Trade Show Planning: 6 Important Post-Show To-Dos
Celina Guimaraes
Celina Guimaraes

Congratulations on making it through pre-show planning and the trade show itself! However, just because the expo hours are over and your booth has been taken down doesn’t mean that your work is done. Taking a look back at data gathered from the event can help you truly receive the most value from the show and make all of your hard work worthwhile.

It can be helpful to create a post-show checklist that includes the following:

Strategy and Budgets

1. Recap all relevant results.

To give yourself a holistic look at the show and how your marketing efforts performed, create a recap of all your important key performance indicators, or KPIs. This could include traffic to your booth, number of media interviews, secured leads, visits to landing pages, click-thru rates from emails sent out before and during the show, and more.

2. Compare to your original goals.

Think back to the goals you set prior to the show (find tips on pre-show goal setting here) and use your recap report as a way to track the success of those goals. Take a look at any KPIs you measured before the show and compare them to during and post-show metrics to help determine the value of your investment and the success of your marketing efforts.

Design and Production

3. Hold an internal review.

Schedule time to get together with your internal team to review your trade show booth design and all other booth elements. Talk about what worked really well and what didn’t quite go as you originally planned. Reviewing both the good and the bad can help you strategize for future shows. For instance, maybe there wasn’t enough room in the booth for media interviews.   Or the video content did not engage the attendees. Document all the learnings so you remember what aspects of your booth to adjust for the next show.

Promotional PR & Social Media Planning

4. Follow up with media.

Review all the notes you took during media interviews in your booth (find media interview tips here). You can use those notes to email each editor individually and include a brief overview of your conversation as a reminder. For example, one editor may have requested specific details on a product, or a couple high-res images. This is your opportunity to provide them with those assets in a timely manner in order to secure post-show coverage.

5. Continue the conversation on social.

The show might be over, but that doesn’t mean the conversation has to stop!
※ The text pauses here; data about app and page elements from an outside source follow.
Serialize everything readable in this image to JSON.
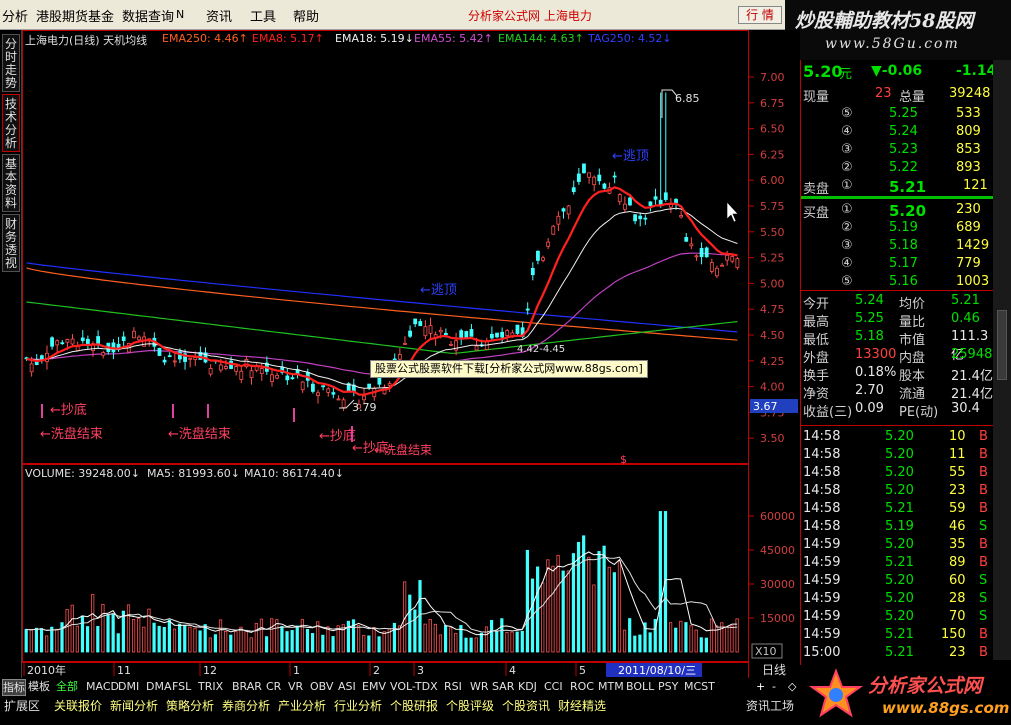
{
  "menu": {
    "items": [
      "分析",
      "港股期货基金",
      "数据查询",
      "资讯",
      "工具",
      "帮助"
    ],
    "menu_glyph": "N",
    "center_title": "分析家公式网  上海电力",
    "quote_button": "行 情",
    "min_button": "—",
    "close_button": "×"
  },
  "brand": {
    "line1": "炒股輔助教材58股网",
    "line2": "www.58Gu.com"
  },
  "side_tabs": [
    "分时走势",
    "技术分析",
    "基本资料",
    "财务透视"
  ],
  "chart_header": {
    "name": "上海电力(日线) 天机均线",
    "ema250": "EMA250: 4.46↑",
    "ema8": "EMA8: 5.17↑",
    "ema18": "EMA18: 5.19↓",
    "ema55": "EMA55: 5.42↑",
    "ema144": "EMA144: 4.63↑",
    "last": "TAG250: 4.52↓"
  },
  "price_axis": [
    "7.00",
    "6.75",
    "6.50",
    "6.25",
    "6.00",
    "5.75",
    "5.50",
    "5.25",
    "5.00",
    "4.75",
    "4.50",
    "4.25",
    "4.00",
    "3.75",
    "3.50"
  ],
  "current_price_tag": "3.67",
  "annotations": {
    "high": "6.85",
    "low": "3.79",
    "range": "4.42-4.45",
    "escape1": "←逃顶",
    "escape2": "←逃顶",
    "bottom1": "←抄底",
    "wash1": "←洗盘结束",
    "wash2": "←洗盘结束",
    "bottom2": "←抄底",
    "bottom3": "←抄底",
    "wash3": "←洗盘结束",
    "dollar": "$"
  },
  "popup": "股票公式股票软件下载[分析家公式网www.88gs.com]",
  "volume_header": {
    "volume": "VOLUME: 39248.00↓",
    "ma5": "MA5: 81993.60↓",
    "ma10": "MA10: 86174.40↓"
  },
  "volume_axis": [
    "60000",
    "45000",
    "30000",
    "15000"
  ],
  "volume_unit": "X10",
  "time_axis": [
    "2010年",
    "11",
    "12",
    "1",
    "2",
    "3",
    "4",
    "5"
  ],
  "time_cursor": "2011/08/10/三",
  "period_label": "日线",
  "quote": {
    "price": "5.20",
    "price_unit": "元",
    "change": "▼-0.06",
    "change_pct": "-1.14",
    "now_vol_label": "现量",
    "now_vol": "23",
    "total_vol_label": "总量",
    "total_vol": "39248",
    "sell_label": "卖盘",
    "buy_label": "买盘",
    "sells": [
      {
        "lv": "⑤",
        "p": "5.25",
        "v": "533"
      },
      {
        "lv": "④",
        "p": "5.24",
        "v": "809"
      },
      {
        "lv": "③",
        "p": "5.23",
        "v": "853"
      },
      {
        "lv": "②",
        "p": "5.22",
        "v": "893"
      },
      {
        "lv": "①",
        "p": "5.21",
        "v": "121"
      }
    ],
    "buys": [
      {
        "lv": "①",
        "p": "5.20",
        "v": "230"
      },
      {
        "lv": "②",
        "p": "5.19",
        "v": "689"
      },
      {
        "lv": "③",
        "p": "5.18",
        "v": "1429"
      },
      {
        "lv": "④",
        "p": "5.17",
        "v": "779"
      },
      {
        "lv": "⑤",
        "p": "5.16",
        "v": "1003"
      }
    ],
    "stats": [
      {
        "l1": "今开",
        "v1": "5.24",
        "l2": "均价",
        "v2": "5.21"
      },
      {
        "l1": "最高",
        "v1": "5.25",
        "l2": "量比",
        "v2": "0.46"
      },
      {
        "l1": "最低",
        "v1": "5.18",
        "l2": "市值",
        "v2": "111.3亿"
      },
      {
        "l1": "外盘",
        "v1": "13300",
        "l2": "内盘",
        "v2": "25948"
      },
      {
        "l1": "换手",
        "v1": "0.18%",
        "l2": "股本",
        "v2": "21.4亿"
      },
      {
        "l1": "净资",
        "v1": "2.70",
        "l2": "流通",
        "v2": "21.4亿"
      },
      {
        "l1": "收益(三)",
        "v1": "0.09",
        "l2": "PE(动)",
        "v2": "30.4"
      }
    ],
    "ticks": [
      {
        "t": "14:58",
        "p": "5.20",
        "v": "10",
        "d": "B"
      },
      {
        "t": "14:58",
        "p": "5.20",
        "v": "11",
        "d": "B"
      },
      {
        "t": "14:58",
        "p": "5.20",
        "v": "55",
        "d": "B"
      },
      {
        "t": "14:58",
        "p": "5.20",
        "v": "23",
        "d": "B"
      },
      {
        "t": "14:58",
        "p": "5.21",
        "v": "59",
        "d": "B"
      },
      {
        "t": "14:58",
        "p": "5.19",
        "v": "46",
        "d": "S"
      },
      {
        "t": "14:59",
        "p": "5.20",
        "v": "35",
        "d": "B"
      },
      {
        "t": "14:59",
        "p": "5.21",
        "v": "89",
        "d": "B"
      },
      {
        "t": "14:59",
        "p": "5.20",
        "v": "60",
        "d": "S"
      },
      {
        "t": "14:59",
        "p": "5.20",
        "v": "28",
        "d": "S"
      },
      {
        "t": "14:59",
        "p": "5.20",
        "v": "70",
        "d": "S"
      },
      {
        "t": "14:59",
        "p": "5.21",
        "v": "150",
        "d": "B"
      },
      {
        "t": "15:00",
        "p": "5.21",
        "v": "23",
        "d": "B"
      }
    ]
  },
  "indicator_tabs": [
    "指标",
    "模板",
    "全部",
    "MACD",
    "DMI",
    "DMA",
    "FSL",
    "TRIX",
    "BRAR",
    "CR",
    "VR",
    "OBV",
    "ASI",
    "EMV",
    "VOL-TDX",
    "RSI",
    "WR",
    "SAR",
    "KDJ",
    "CCI",
    "ROC",
    "MTM",
    "BOLL",
    "PSY",
    "MCST"
  ],
  "nav_controls": [
    "+",
    "-",
    "◇"
  ],
  "bottom_tabs": [
    "扩展区",
    "关联报价",
    "新闻分析",
    "策略分析",
    "券商分析",
    "产业分析",
    "行业分析",
    "个股研报",
    "个股评级",
    "个股资讯",
    "财经精选"
  ],
  "bottom_right": "资讯工场",
  "logo": {
    "title": "分析家公式网",
    "url": "www.88gs.com"
  },
  "colors": {
    "up": "#ff3030",
    "down": "#00e000",
    "ema8": "#ff2020",
    "ema18": "#f0f0f0",
    "ema55": "#c040c0",
    "ema144": "#20c020",
    "ema250": "#ff6020",
    "tag250": "#2030ff"
  }
}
There are several ways you can keep the buzz of the show going on your social platforms. Consider the following strategies to keep your target audience involved and maintain that post-show momentum:

  • Post a Facebook album of your best photos from the show. This is a great way to target individuals who weren’t able to attend the show and gives them a short visual tour. Include a call to action along with your Facebook album where people can learn more information about your booth presence and find details about products you showcased.
  • Make your own Twitter poll. The best way to figure out what booth attendees liked and didn’t like… is to ask! Create a Twitter poll asking what their favorite part of the show was, or even what their favorite part of your booth was. Use this data to help shape your strategy for next year.

 

And most importantly …

6. CELEBRATE!

You’ve just executed an entire trade show strategy, including managing your budget, creating a beautiful booth, and conducting PR and social media campaigns. Give yourself a pat on the back and plan some time to celebrate your successes with your team.

If you’re anything like us, you’re already thinking about your next trade show! It’s never too early to start planning. Get way ahead of the game by downloading our extensive trade show planning guide that takes you from pre-show all the way to post-show. It contains easy-to-follow checklists to transform you from trade show novice to expert.